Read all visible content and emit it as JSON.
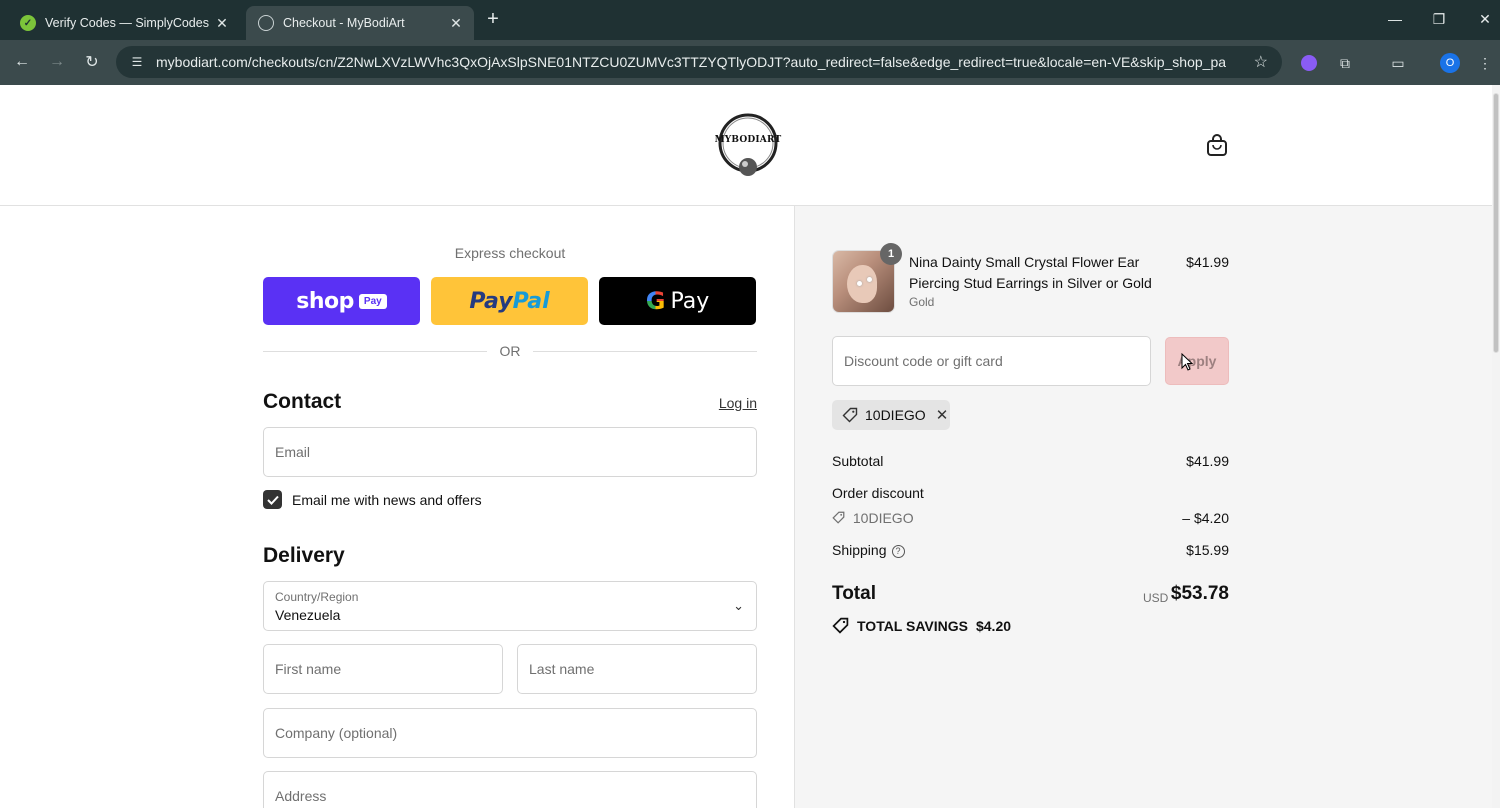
{
  "browser": {
    "tabs": [
      {
        "title": "Verify Codes — SimplyCodes",
        "favicon": "simplycodes-check-icon",
        "active": false
      },
      {
        "title": "Checkout - MyBodiArt",
        "favicon": "globe-icon",
        "active": true
      }
    ],
    "new_tab_label": "+",
    "url": "mybodiart.com/checkouts/cn/Z2NwLXVzLWVhc3QxOjAxSlpSNE01NTZCU0ZUMVc3TTZYQTlyODJT?auto_redirect=false&edge_redirect=true&locale=en-VE&skip_shop_pay=true",
    "profile_initial": "O"
  },
  "header": {
    "logo_text": "MYBODIART"
  },
  "express": {
    "label": "Express checkout",
    "shop_pay": {
      "word": "shop",
      "pill": "Pay"
    },
    "paypal": {
      "part1": "Pay",
      "part2": "Pal"
    },
    "gpay": {
      "g": "G",
      "word": "Pay"
    },
    "or": "OR"
  },
  "contact": {
    "title": "Contact",
    "login": "Log in",
    "email_placeholder": "Email",
    "newsletter_label": "Email me with news and offers",
    "newsletter_checked": true
  },
  "delivery": {
    "title": "Delivery",
    "country_label": "Country/Region",
    "country_value": "Venezuela",
    "first_name_placeholder": "First name",
    "last_name_placeholder": "Last name",
    "company_placeholder": "Company (optional)",
    "address_placeholder": "Address"
  },
  "summary": {
    "item": {
      "quantity": "1",
      "title": "Nina Dainty Small Crystal Flower Ear Piercing Stud Earrings in Silver or Gold",
      "variant": "Gold",
      "price": "$41.99"
    },
    "discount_placeholder": "Discount code or gift card",
    "apply_label": "Apply",
    "applied_code": "10DIEGO",
    "subtotal_label": "Subtotal",
    "subtotal_value": "$41.99",
    "order_discount_label": "Order discount",
    "order_discount_code": "10DIEGO",
    "order_discount_value": "– $4.20",
    "shipping_label": "Shipping",
    "shipping_value": "$15.99",
    "total_label": "Total",
    "total_currency": "USD",
    "total_value": "$53.78",
    "savings_label": "TOTAL SAVINGS",
    "savings_value": "$4.20"
  },
  "colors": {
    "shop_pay": "#5a31f4",
    "paypal": "#ffc439",
    "gpay": "#000000",
    "apply_disabled": "#f2c9c9",
    "browser_frame": "#1f3133"
  }
}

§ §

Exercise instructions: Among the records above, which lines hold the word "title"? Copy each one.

Expected output:
        "title": "Verify Codes — SimplyCodes",
        "title": "Checkout - MyBodiArt",
    "title": "Contact",
    "title": "Delivery",
      "title": "Nina Dainty Small Crystal Flower Ear Piercing Stud Earrings in Silver or Gold",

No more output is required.